But I have also been doing this publicly for 15 years now. I’ve known a lot of Christians who deal with homosexuality, and I know that many of the “hopes” embraced by young Enchanted Christians are unrealistic. And, I have watched many of these Christians, who once criticized my “lack of faith” or “failure of hope,” slide into Disenchantment themselves as their orientation does not change or as loneliness becomes too difficult for them to bear.
There is an interesting transition in how they now understand me. Working from the perspective of Enchantment, they once thought I had compromised too much with Disenchantment. Today, working from the perspective of Disenchantment, many of them see me as naively clinging to the Enchantment which they “saw through” long ago and abandoned.
And so just as Enchantment often misses the difference between Disenchantment and Re-Enchantment, so Disenchantment can all too easily miss the difference between Enchantment and Re-Enchantment.
I think there are three important lessons here.
First, we should not fear the loss of Enchantment. What we mean by “faith” and “hope” when we are Enchanted is often rather superficial.
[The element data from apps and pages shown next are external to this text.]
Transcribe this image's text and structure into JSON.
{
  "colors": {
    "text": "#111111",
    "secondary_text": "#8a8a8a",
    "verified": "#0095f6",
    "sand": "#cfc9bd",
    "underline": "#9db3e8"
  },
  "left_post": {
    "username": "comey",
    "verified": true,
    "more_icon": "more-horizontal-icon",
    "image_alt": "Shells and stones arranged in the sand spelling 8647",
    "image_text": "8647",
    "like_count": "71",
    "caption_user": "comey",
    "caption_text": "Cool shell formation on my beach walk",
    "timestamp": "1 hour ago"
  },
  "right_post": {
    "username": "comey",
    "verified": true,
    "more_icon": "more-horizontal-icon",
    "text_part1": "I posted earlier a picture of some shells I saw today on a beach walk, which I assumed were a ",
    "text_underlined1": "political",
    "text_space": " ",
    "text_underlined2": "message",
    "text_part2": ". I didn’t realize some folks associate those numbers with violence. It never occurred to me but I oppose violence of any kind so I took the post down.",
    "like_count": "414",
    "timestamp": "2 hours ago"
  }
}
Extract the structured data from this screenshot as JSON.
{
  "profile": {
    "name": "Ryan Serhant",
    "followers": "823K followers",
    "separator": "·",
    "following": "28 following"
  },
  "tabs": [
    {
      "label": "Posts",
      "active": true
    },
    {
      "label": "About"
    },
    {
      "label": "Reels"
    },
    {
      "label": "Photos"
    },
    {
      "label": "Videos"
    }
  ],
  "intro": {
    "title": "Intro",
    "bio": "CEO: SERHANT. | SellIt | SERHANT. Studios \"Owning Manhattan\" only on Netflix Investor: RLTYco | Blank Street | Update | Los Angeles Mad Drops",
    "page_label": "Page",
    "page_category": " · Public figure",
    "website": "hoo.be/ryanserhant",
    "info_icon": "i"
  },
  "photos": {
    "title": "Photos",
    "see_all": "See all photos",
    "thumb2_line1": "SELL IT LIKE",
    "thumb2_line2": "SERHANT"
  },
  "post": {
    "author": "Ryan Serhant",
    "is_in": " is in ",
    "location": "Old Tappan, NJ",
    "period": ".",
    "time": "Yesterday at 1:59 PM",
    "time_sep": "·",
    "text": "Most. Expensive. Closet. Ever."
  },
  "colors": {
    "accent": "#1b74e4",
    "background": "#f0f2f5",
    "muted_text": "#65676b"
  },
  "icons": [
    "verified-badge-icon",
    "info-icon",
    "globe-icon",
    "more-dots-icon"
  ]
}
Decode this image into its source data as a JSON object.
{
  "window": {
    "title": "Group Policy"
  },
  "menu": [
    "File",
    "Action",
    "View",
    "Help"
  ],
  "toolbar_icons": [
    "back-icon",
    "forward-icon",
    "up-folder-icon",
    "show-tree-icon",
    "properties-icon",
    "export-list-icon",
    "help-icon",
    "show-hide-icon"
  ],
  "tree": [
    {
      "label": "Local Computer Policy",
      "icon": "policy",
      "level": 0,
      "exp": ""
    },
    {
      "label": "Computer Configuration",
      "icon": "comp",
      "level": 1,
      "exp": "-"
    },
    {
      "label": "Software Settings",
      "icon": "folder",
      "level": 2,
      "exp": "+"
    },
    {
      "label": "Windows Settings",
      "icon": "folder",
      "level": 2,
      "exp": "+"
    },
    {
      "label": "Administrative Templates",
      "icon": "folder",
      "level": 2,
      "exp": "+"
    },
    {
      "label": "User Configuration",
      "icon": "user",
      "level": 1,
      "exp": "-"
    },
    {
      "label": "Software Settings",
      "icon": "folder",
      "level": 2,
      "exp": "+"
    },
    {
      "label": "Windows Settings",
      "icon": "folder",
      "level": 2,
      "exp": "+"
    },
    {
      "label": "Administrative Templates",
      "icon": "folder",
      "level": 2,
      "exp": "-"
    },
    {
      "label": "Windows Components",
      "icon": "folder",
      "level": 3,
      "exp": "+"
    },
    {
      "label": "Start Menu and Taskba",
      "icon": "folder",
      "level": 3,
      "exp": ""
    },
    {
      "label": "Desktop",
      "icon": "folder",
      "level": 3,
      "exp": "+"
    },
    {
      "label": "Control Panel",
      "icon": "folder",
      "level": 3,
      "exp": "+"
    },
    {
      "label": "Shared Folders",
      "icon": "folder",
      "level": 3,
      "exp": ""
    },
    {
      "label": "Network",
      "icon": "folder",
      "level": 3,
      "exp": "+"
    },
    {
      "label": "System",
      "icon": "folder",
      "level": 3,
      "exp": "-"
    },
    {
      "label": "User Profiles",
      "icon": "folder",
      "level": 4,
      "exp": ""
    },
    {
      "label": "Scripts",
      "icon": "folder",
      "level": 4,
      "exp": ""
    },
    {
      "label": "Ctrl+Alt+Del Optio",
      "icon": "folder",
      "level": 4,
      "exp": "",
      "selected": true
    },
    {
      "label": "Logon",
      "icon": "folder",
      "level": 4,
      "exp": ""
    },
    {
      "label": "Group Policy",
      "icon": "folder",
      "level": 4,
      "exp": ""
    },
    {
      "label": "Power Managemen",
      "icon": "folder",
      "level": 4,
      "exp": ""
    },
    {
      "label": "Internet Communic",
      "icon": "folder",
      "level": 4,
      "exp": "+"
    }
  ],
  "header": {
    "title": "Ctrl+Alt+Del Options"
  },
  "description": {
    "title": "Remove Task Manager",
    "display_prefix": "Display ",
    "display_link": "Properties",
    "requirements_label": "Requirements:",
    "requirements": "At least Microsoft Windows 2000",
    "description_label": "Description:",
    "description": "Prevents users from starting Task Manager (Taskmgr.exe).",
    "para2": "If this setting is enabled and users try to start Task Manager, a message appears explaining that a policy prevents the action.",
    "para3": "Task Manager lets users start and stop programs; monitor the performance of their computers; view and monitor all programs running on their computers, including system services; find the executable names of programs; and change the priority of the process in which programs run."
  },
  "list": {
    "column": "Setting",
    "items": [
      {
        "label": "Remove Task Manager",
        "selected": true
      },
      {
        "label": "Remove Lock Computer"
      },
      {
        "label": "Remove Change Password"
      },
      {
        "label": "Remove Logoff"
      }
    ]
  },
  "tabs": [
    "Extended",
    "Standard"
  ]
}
It does not engage with the difficult sayings of the New Testament, where the heroes who lived by faith in Hebrews 11 suffer without seeing their reward, and where Paul says that “suffering produces endurance, and endurance produces character, and character produces hope” (Romans 5:3-4). Moving past the milk of this stage to the solid food of a more mature understanding of faith and hope is a good thing, even if it is, as the New Testament already clearly anticipated, a painful process, best captured by the image, “take up your cross.”
Second, for those who have passed out of Enchantment into Disenchantment, it seems to me important to recognize the possibility of Re-enchantment, and thus take time to distinguish between those who criticize Disenchantment from a merely Enchanted perspective, and those who have passed through Disenchantment and rediscovered what was true in Enchantment through Re-enchantment.
Finally, one of the things that I think is helpful about the way that Lewis generalizes the ages, so that this process can apply to something as mundane as bicycles or as serious as war, is that most people will have passed through to Re-enchantment with respect to at least some aspect of their life. Once we have recognized the pattern, we have a framework for thinking about our attitudes in various departments of life. If we have passed through to the fourth age in at least one area of our life, but remain Enchanted or Disenchanted in other areas, we may have a better framework for either having perspective on the loss of Enchantment, if we find ourselves going through that, or on the possibility of moving beyond Disenchantment, if we find ourselves there.